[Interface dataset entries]
◇ ◇ ◇ ◇
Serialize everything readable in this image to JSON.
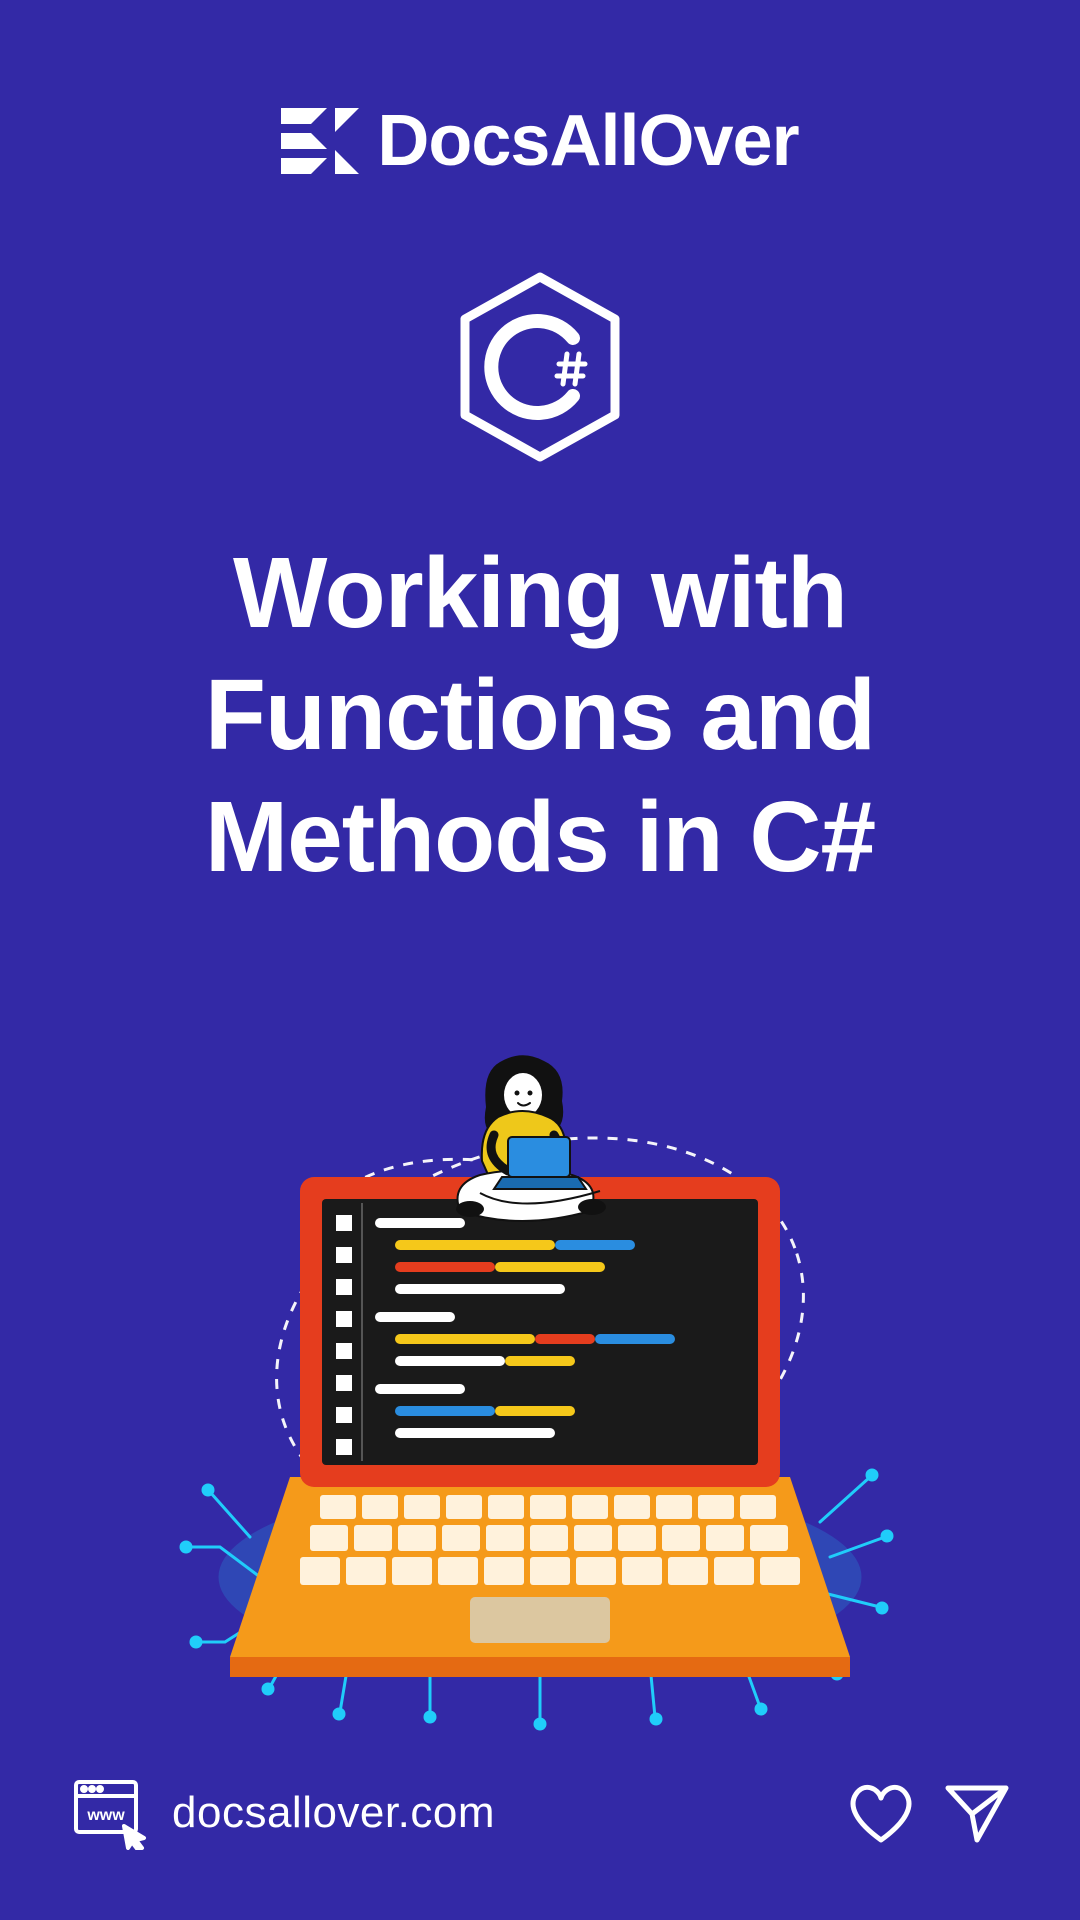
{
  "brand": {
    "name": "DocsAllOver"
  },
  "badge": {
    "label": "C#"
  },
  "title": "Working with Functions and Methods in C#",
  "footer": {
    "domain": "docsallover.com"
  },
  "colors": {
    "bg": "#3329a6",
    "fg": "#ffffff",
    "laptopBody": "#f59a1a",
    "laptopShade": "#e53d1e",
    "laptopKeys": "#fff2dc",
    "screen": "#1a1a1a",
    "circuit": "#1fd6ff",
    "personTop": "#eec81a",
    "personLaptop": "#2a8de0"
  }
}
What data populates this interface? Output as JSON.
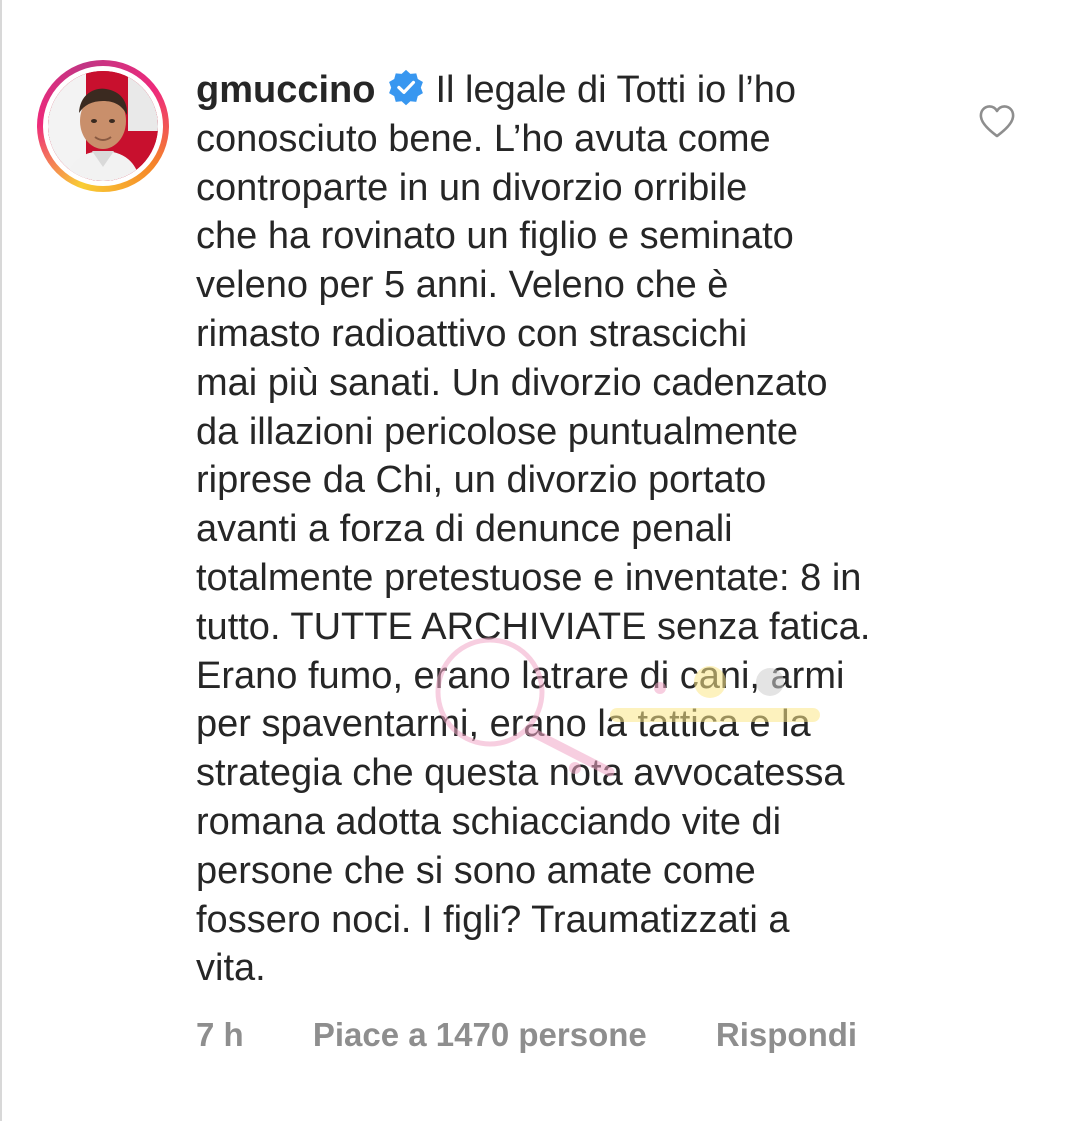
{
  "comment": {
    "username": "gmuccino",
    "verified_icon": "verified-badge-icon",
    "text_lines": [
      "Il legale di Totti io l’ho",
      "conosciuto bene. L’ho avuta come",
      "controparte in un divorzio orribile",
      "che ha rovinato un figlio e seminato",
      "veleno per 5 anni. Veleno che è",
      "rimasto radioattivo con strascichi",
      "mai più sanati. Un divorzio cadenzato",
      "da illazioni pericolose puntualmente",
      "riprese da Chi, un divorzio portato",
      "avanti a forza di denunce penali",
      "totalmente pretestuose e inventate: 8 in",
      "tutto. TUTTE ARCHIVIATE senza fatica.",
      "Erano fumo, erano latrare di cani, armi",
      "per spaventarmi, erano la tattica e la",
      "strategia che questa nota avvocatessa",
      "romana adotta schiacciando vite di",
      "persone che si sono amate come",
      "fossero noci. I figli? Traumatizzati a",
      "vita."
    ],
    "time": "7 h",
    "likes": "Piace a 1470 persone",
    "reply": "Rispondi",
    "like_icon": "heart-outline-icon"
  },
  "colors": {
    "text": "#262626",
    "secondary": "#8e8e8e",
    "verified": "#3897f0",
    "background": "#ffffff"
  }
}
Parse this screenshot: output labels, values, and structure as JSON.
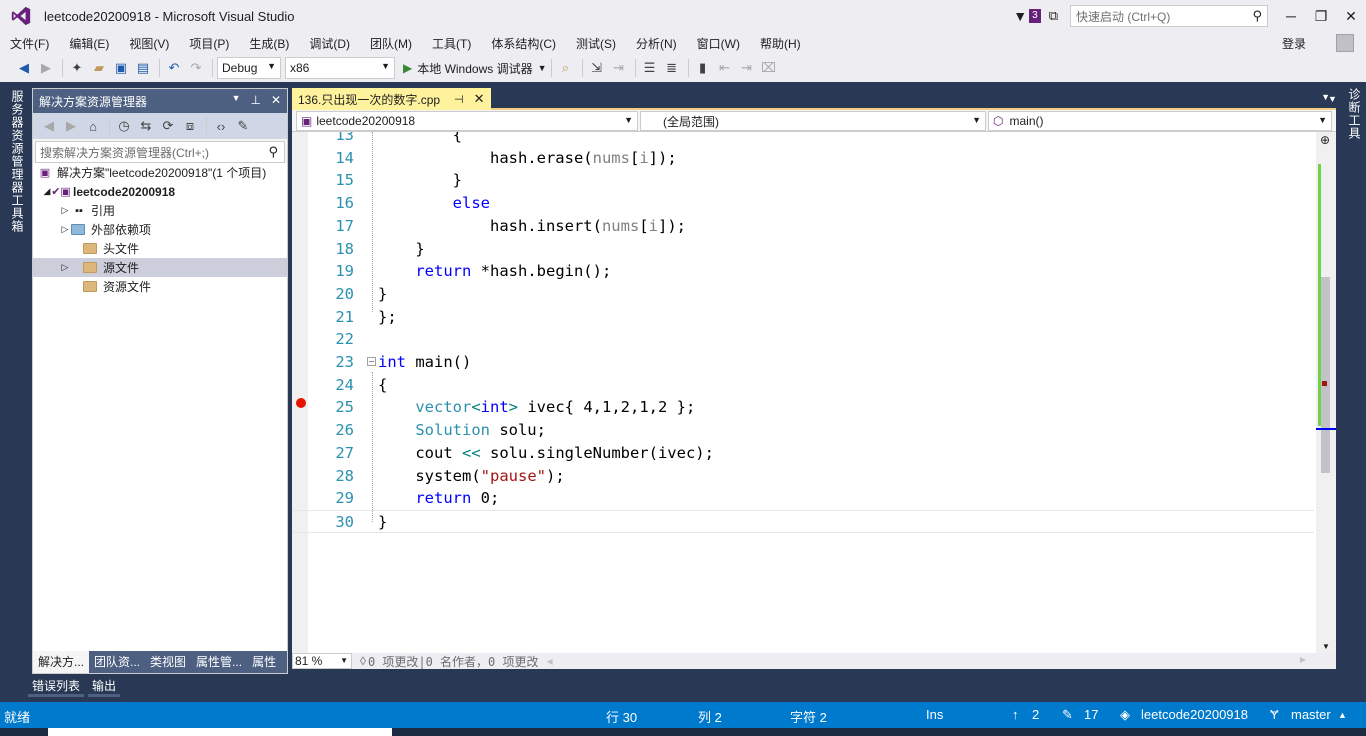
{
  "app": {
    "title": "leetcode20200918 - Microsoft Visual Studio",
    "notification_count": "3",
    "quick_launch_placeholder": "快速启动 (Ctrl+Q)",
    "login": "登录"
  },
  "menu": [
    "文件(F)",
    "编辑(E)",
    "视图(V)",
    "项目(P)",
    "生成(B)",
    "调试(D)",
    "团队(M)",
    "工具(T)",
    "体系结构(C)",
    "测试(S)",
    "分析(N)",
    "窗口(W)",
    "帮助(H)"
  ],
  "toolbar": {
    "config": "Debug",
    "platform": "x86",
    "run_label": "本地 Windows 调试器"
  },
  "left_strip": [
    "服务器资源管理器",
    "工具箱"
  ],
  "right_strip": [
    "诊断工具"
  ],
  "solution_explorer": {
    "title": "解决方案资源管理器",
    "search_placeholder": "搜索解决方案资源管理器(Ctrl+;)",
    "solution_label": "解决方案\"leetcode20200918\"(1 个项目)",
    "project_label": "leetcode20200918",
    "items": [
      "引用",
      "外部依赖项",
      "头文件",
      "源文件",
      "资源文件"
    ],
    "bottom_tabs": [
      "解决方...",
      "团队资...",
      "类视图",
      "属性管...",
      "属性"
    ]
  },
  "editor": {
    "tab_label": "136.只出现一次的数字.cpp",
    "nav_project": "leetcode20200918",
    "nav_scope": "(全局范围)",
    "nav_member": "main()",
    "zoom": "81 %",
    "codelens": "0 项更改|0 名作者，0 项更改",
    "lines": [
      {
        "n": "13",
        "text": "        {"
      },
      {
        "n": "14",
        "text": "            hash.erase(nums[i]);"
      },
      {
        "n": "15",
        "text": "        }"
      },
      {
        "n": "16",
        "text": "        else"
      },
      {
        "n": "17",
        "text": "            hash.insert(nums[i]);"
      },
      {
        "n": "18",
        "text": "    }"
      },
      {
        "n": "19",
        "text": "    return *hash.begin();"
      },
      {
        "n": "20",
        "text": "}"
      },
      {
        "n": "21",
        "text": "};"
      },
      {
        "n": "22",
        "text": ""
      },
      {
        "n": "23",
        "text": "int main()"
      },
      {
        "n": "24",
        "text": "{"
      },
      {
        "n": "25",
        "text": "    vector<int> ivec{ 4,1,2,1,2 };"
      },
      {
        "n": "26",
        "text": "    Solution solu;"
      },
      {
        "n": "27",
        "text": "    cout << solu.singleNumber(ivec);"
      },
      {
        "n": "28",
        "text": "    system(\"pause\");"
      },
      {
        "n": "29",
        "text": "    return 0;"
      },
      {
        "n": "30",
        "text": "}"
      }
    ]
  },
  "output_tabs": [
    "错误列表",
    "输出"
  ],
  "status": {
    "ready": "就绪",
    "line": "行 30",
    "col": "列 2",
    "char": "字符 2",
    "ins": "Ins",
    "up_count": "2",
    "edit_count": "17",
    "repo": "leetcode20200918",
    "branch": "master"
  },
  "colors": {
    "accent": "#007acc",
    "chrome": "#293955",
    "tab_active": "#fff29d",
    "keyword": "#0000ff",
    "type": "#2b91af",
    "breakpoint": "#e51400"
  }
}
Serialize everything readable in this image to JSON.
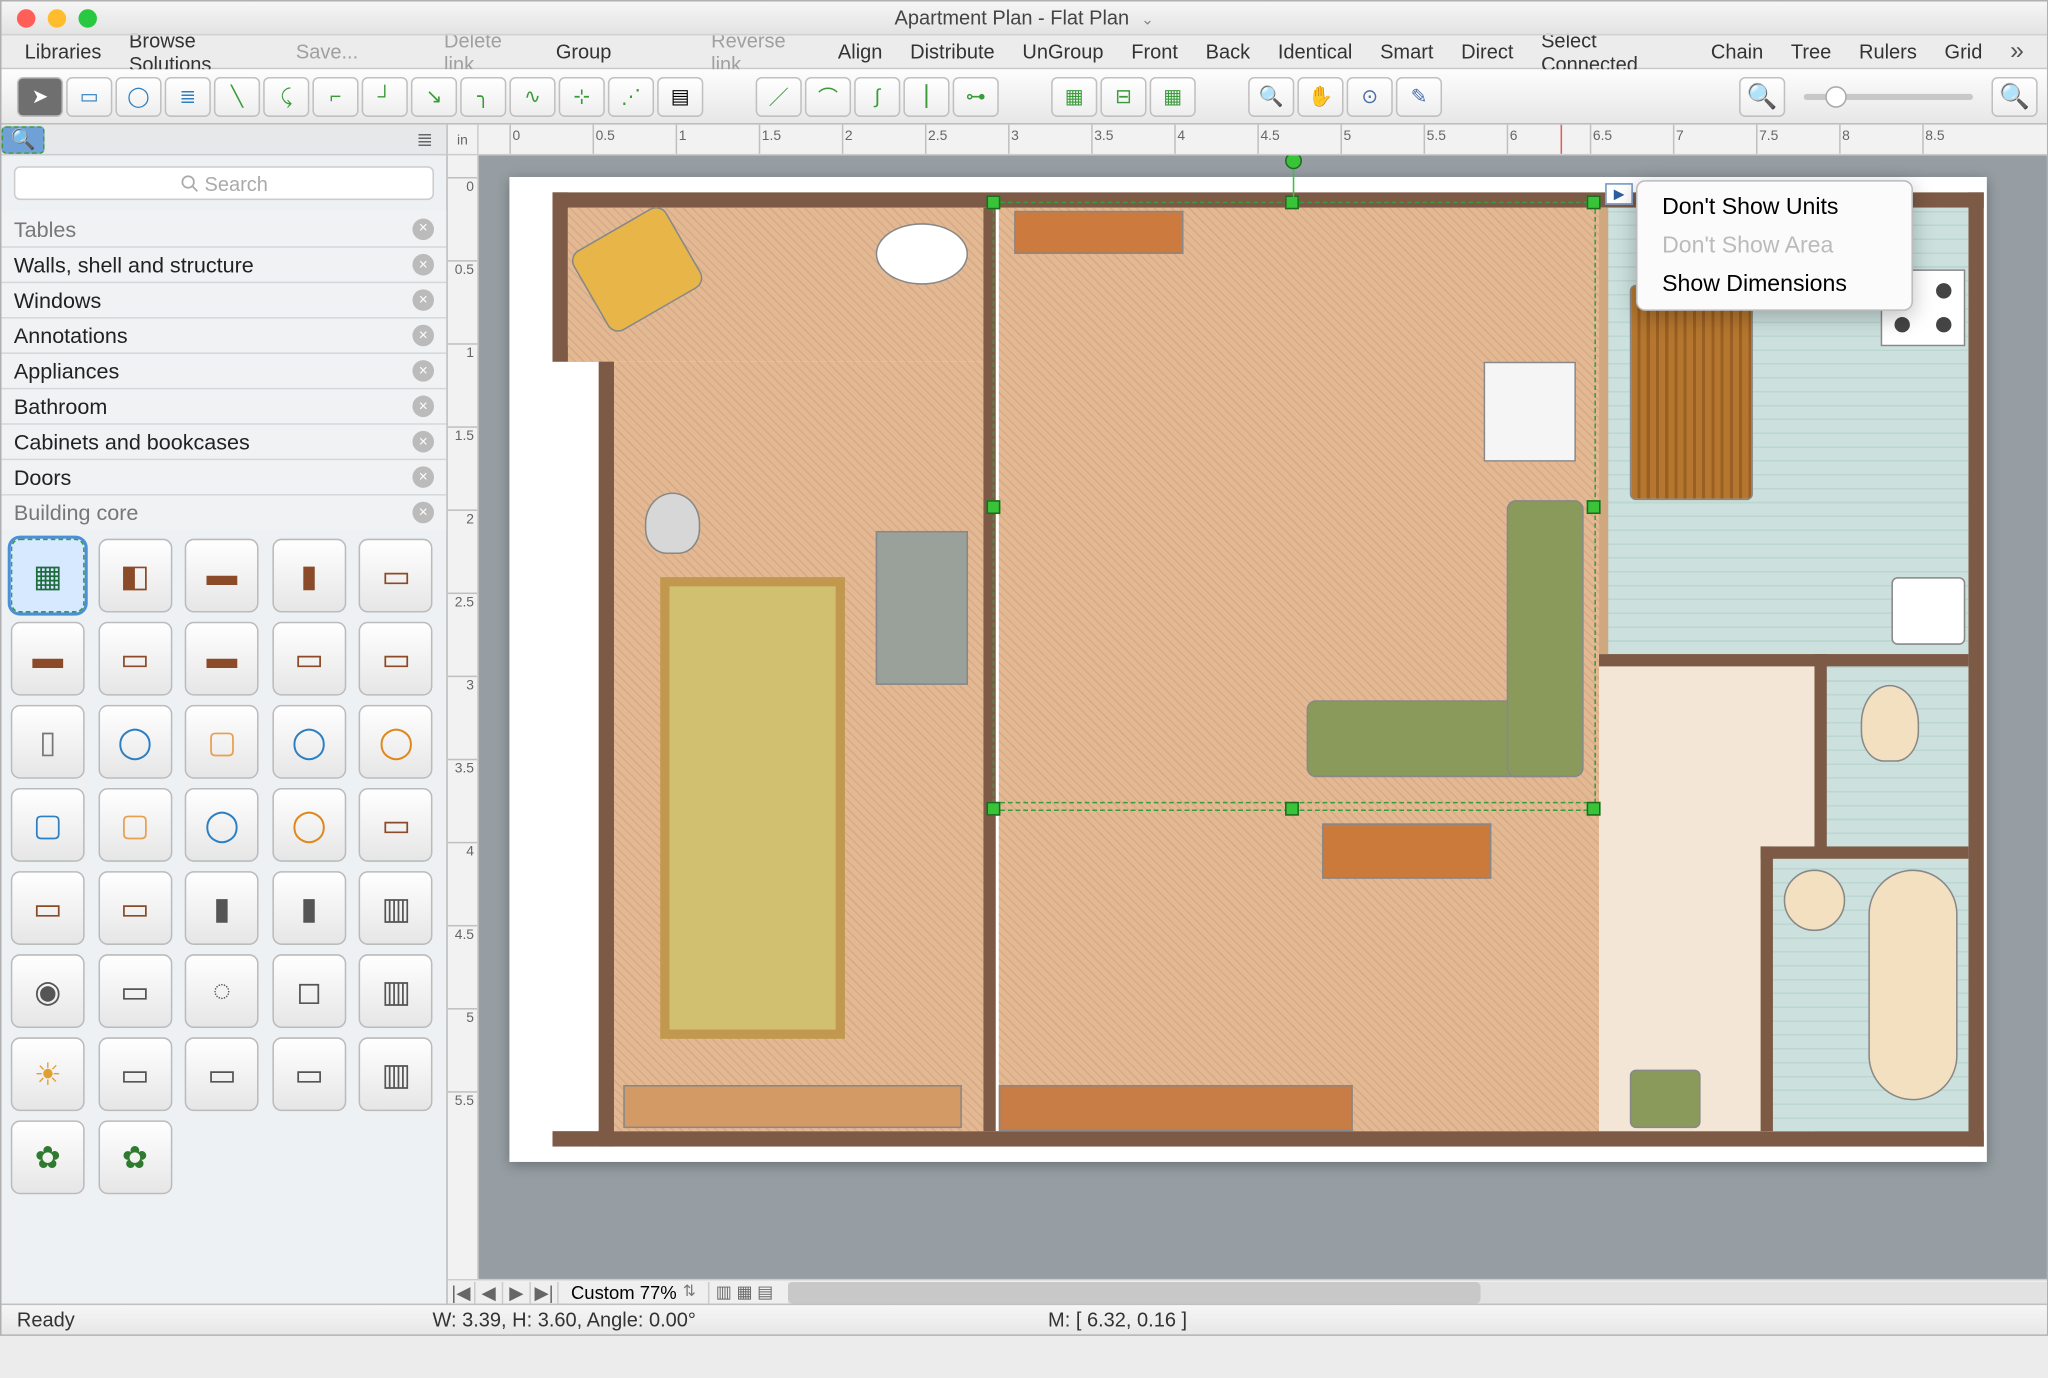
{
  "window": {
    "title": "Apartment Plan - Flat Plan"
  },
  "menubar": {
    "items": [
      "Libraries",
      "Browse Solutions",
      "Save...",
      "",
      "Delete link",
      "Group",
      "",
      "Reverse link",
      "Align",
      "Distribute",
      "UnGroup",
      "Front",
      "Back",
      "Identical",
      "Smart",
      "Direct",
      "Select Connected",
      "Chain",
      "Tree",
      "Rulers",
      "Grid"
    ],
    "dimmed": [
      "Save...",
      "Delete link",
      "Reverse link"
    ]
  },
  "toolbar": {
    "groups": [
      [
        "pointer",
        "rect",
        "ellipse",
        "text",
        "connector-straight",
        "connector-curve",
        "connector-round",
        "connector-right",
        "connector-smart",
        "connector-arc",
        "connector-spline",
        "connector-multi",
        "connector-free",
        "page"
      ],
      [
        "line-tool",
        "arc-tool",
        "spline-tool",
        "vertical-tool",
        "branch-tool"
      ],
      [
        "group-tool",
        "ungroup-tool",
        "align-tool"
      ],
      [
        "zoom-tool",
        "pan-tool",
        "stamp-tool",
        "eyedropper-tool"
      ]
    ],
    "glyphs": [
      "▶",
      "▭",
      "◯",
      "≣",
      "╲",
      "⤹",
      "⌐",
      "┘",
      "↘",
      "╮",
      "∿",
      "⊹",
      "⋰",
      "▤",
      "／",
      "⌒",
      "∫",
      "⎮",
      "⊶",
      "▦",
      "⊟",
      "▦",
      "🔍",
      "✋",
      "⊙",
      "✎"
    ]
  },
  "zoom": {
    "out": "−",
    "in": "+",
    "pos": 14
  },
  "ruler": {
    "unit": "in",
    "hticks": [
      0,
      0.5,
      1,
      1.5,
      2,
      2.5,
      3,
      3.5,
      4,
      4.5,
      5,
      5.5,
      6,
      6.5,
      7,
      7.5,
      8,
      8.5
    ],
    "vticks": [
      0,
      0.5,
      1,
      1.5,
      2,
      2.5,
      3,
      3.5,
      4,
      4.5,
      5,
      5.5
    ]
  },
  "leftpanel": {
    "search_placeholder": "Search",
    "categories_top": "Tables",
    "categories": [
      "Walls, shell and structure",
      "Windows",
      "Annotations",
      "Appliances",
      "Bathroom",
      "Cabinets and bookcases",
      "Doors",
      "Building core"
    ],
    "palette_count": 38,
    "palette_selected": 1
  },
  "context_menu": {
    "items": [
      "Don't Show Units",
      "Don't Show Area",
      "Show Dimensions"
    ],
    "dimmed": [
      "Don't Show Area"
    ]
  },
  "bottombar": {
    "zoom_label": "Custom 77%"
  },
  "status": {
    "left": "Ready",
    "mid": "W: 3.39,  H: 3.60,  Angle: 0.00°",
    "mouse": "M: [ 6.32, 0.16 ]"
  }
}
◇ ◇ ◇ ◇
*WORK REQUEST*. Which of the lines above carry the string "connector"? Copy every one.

*ANSWER SECTION*.
        "connector-straight",
        "connector-curve",
        "connector-round",
        "connector-right",
        "connector-smart",
        "connector-arc",
        "connector-spline",
        "connector-multi",
        "connector-free",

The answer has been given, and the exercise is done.